While visiting the House in the earliest days of Newt's reign, I went to one of his suddenly scheduled press conferences. Newt began with self-congratulations. He was (yet really wasn't) amazed at his historical moment. Reform-minded voters had embraced his "Contract With America." Still, he noted, on today's Contract item -- term limits -- honest revolutionaries could disagree. For example, exactly how many years should a member of Congress be permitted to serve? In a good-faith effort to let democratic debate decide such details, Newt announced he would allow several measures to reach the House floor.
After deriding a few of the media's questions, Newt signed a blown-up poster of a nonspecific term limit pledge and exited. I rushed after him, but he'd already disappeared into the bowels of the Capitol. I would have asked him: Why did he keep away the main grassroots group pushing term limits? Why was he enforcing military discipline on every Contract item except this one? Didn't that guarantee no limits threatening the new GOP majority would ever be approved?Of course, Newt's sound and fury signified something more than mere hypocrisy on a single amendment of dubious efficacy. His brisk legislative struts upon the national stage were meant to create the illusion of a popular insurgency while distracting the press from his shakedowns and payoffs. This strategy proved so successful that Newt and his confederates became brazen. A distinctive -- perhaps the distinctive -- characteristic of the 104th House has been the shameless way it has cut deals with its donors.
Our cover package tells stories of corruption that would be comic were not real lives affected.
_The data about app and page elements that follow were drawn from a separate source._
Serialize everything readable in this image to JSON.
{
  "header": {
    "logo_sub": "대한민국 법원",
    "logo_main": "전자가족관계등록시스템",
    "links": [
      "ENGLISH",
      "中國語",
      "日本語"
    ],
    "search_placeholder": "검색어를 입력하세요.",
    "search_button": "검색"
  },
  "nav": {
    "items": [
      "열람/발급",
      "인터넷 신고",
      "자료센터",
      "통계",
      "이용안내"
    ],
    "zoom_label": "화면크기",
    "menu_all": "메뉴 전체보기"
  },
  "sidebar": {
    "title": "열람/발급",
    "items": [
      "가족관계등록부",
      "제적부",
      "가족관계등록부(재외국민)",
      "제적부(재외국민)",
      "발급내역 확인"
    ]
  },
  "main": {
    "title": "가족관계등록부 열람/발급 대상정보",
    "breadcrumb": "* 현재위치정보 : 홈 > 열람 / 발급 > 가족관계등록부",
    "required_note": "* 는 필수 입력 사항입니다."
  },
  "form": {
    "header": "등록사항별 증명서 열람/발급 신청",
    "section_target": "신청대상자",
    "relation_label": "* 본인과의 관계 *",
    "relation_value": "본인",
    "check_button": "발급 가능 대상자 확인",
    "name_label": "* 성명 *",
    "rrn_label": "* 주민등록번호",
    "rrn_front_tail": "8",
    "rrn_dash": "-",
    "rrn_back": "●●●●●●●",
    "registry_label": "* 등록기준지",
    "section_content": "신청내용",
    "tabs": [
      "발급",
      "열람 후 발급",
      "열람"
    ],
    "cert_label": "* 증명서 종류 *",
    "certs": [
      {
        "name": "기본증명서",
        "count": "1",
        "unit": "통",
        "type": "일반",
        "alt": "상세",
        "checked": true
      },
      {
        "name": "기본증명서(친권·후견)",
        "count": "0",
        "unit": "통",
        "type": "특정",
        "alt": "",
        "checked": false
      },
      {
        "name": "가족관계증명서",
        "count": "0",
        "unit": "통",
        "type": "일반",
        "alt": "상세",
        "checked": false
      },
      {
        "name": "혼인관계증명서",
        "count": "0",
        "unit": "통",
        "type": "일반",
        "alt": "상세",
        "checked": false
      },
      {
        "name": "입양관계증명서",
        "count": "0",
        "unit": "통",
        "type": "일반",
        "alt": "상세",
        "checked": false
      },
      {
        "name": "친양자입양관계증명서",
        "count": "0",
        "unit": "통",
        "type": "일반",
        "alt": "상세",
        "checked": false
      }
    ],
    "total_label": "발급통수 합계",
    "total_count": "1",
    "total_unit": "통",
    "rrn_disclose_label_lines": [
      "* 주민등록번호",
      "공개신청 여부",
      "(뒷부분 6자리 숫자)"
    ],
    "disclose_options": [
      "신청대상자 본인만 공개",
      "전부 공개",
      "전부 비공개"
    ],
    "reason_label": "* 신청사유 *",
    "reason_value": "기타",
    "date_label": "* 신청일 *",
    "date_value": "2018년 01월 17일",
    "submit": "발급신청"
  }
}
Rep. Helen Chenoweth (R-Idaho), for example, is known for embracing the most crazed militias and anti-environmental extremists. But she also collected cash from the manufacturer of a possibly lethal baby cradle and drafted legislation that would have reduced company liability.
Paybacks like this weren't difficult to foresee. In fact, this magazine predicted many right after the 1994 election. Our soothsaying relied heavily on common sense: Most large political donors want something in return. While looking for those somethings, we rarely encounter other journalists. This absence of consistent competition is both a relief and a concern. We like to break news, but often find our investigations greeted with indifference by our colleagues.
Whenever an election season begins, however, a shift occurs. The press wants background -- just in case something breaks. For example, most of the major media attended a press conference we gave on April 17 detailing the nicotine network we'd discovered throughout the Dole campaign, the Congress, and the statehouses. We flatly predicted: "Tobacco politics could become the hottest issue in this year's election." The coverage was spotty and the skepticism thick. Then a few weeks later, Dole began speaking like Marlboro's man and his fortunes turned.
Were reporters alert now, they would notice that American politics is at a turning point. The public is trying to express its anti-elitist rage, but can't find a party that will follow through on its populist rhetoric. The media have become complicit with the moneyed elites. The press will cover rivalries between elites, but rarely questions basic corruption and the ongoing consolidation of wealth.
The best guide I've found to what's happening in America today is Elementi di scienza politica, published by the Sicilian Gaetano Mosca in 1896. He asserts that elites will inevitably rule, but observes that the key difference in advanced societies is that "wealth produces political power just as [in less developed societies] political power has been producing wealth." The public bureaucracy, Mosca believes, serves the wealthy by providing a protective legal framework while disguising the "overbearing assertiveness on the part of wealth."
In 1994, voters responded to Gingrich's attacks on Washington because they sensed the Democratic majority wasn't on their side. Once in power, however, Gingrich, Tom DeLay (R-Texas), and the rest of our Dirty Dozen betrayed voters by shifting public subsidies not back to the general populace but to their own wealthy patrons. Some of the giveaways were direct and others devious -- e.g., mandating a market for Golden Rule Insurance under the guise of reforming Medicare.
Newt's Machiavellian streak wouldn't surprise Mosca, who marries an Old World desire to accept the world as it is with modern scientific detachment. In comparison, most Americans are simultaneously more idealistic and more hands-on. Our current cynicism about politics betrays an underlying faith: We believe in the redemptive powers of opportunity, and we want to give everyone a fair shake. Our basic instinct is to divide political power in the hope that contending parties will prevent the formation of a permanent plutocracy.
This hasn't worked because on the central political issue of the day -- campaign finance -- the parties refuse to contend. Most of the exposés in our cover package concern corruption that has remained unknown to the public because key Democrats haven't protested.
The political animal's first instinct is survival. But he or she also craves approval. It's becoming harder to satisfy both urges. The gulf between our politicians' two constituencies -- the elites who fund them and the voters whom they ostensibly serve -- keeps widening. Until we fundamentally change the financial rules of the electoral game, finding another Dirty Dozen in the 105th Congress will be painfully easy.